In 2016, the total wasted vote number skyrocketed to 19,584,091, or 14.3% of the 136,669,276 total votes cast. Both Clinton and Trump received much larger wasted vote numbers as well, with 11,226,361, and 8,357,730 respectively.
Gore, Bush, and Trump all had very similar wasted vote percentages compared to their total votes (12.7%, 11.8%, and 13.3% respectively). However, Clinton’s number was much higher—coming in at a full 17.0% due to her over-performance in large non-swing states as shown above.
This problem is only getting worse. Political polarization’s impact on the Electoral College wasn’t as brutal in the mid-to-late-20th century. In three of the closest elections in that time period, the wasted votes phenomena stayed between 6-7% nationwide.
For example, in the 1960 election, in which John Kennedy won the national popular vote over Richard Nixon by 112,827 votes, only 6.0% of all votes were wasted, nearly half of the proportion from 2000 and way less than 2016.
In 1968, Richard Nixon won the national popular vote by 511,944 votes, which was less than a 1% margin. Only 6.7% of votes fell in this wasted votes category. Eight years later in 1976 as Jimmy Carter was winning the national popular vote by 1.7 million votes for a two-point win similar to Clinton’s 2016 performance. However, only 6.3% of all votes fell in this wasted votes category. Carter had nearly double that Gerald Ford did (8.3% to 4.4%) but that is to be expected of someone who is winning.
And in the 21st century the polarization is true even in close contests where the national popular vote winner is winning the Electoral College. In 2004, George W. Bush won by a tad over 3 million votes in the national popular vote, but won the election by 118,601 in Ohio, which would have tipped the election to Kerry. The percentage of wasted votes nationwide was 11.9%, similar to 2000, but Kerry’s percentage was 9.8%, and Bush’s was 14.1%. Again, Bush’s number is a bit high but that is because the Electoral College almost worked in Democrats’ favor to overturn the nationwide will of the electorate.
If you could go back in time and give the Clinton campaign an extra 77,747 votes to distribute wherever they want, Clinton could win the Electoral College by a 278 to 260 margin by picking up Michigan, Pennsylvania, and Wisconsin by one vote each.
By comparison, Gore would be able to win 296 Electoral votes to Bush’s 242 with just an extra 7,750 votes to distribute to Florida and New Hampshire. He wouldn’t even need the extra 70,000 votes Hillary Clinton required.
Democrats need to remember that winning more votes only translates into beating Trump if they win them in the right places.
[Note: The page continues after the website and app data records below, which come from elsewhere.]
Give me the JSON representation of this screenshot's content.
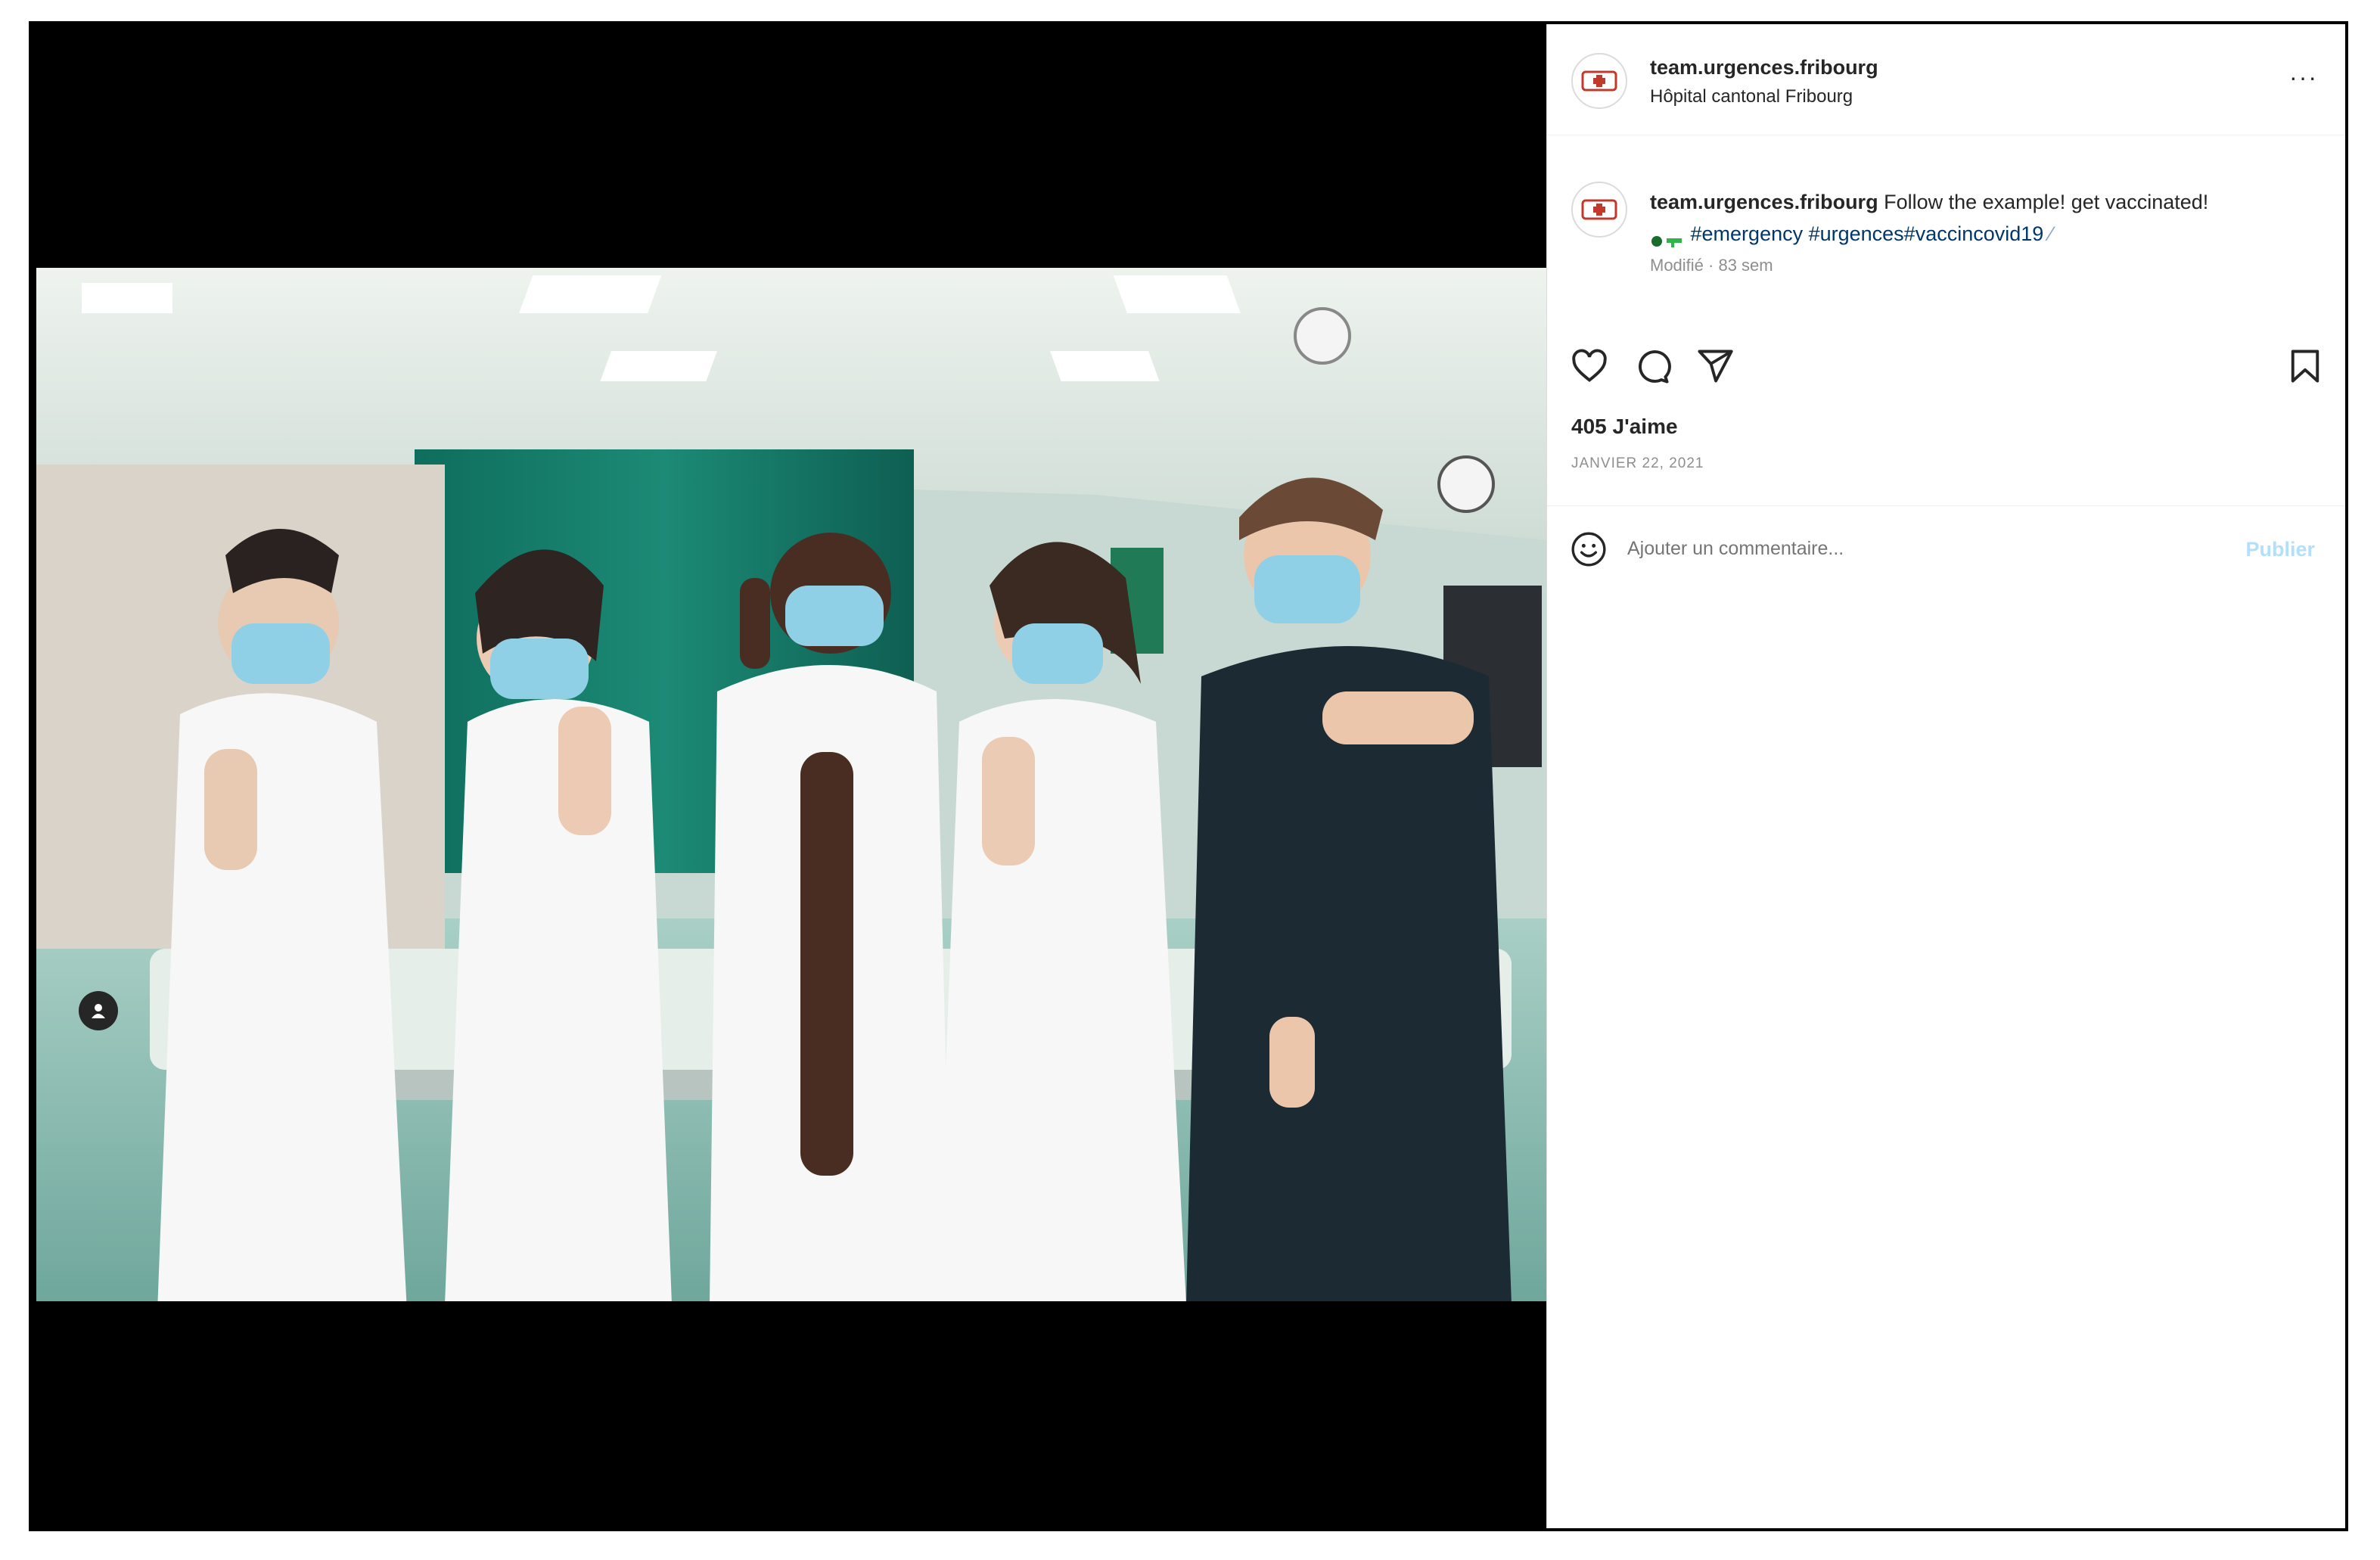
{
  "post": {
    "username": "team.urgences.fribourg",
    "location": "Hôpital cantonal Fribourg",
    "more_label": "···",
    "caption_text": "Follow the example! get vaccinated!",
    "hashtags": "#emergency #urgences#vaccincovid19",
    "meta": "Modifié · 83 sem",
    "likes": "405 J'aime",
    "date": "JANVIER 22, 2021"
  },
  "comment": {
    "placeholder": "Ajouter un commentaire...",
    "publish_label": "Publier"
  },
  "colors": {
    "link": "#00376b",
    "publish_disabled": "#b2dffc",
    "muted": "#8e8e8e"
  },
  "icons": [
    "heart-icon",
    "comment-icon",
    "share-icon",
    "bookmark-icon",
    "emoji-icon",
    "tag-user-icon",
    "more-icon"
  ]
}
Looking toward 2020, it is important for Democrats to remember that winning more votes only translates into beating Trump if they win them in the right places. Obviously, campaigns target potential voters in certain states through canvassing, phone banking, advertisements, and direct mail, but how they craft a national message and narrative will be the most important thing in determining if they can win new voters, or lose others, in the decisive states.
If Democrats want to win power in 2020, and not just more votes, they will have to make sure they are not just turning blue places bluer. With political polarization continuing to push blue states and red states further away from each other, Democrats must concentrate on improving on the 2016 margin in places where more votes will translate to winning the electors necessary to win the White House.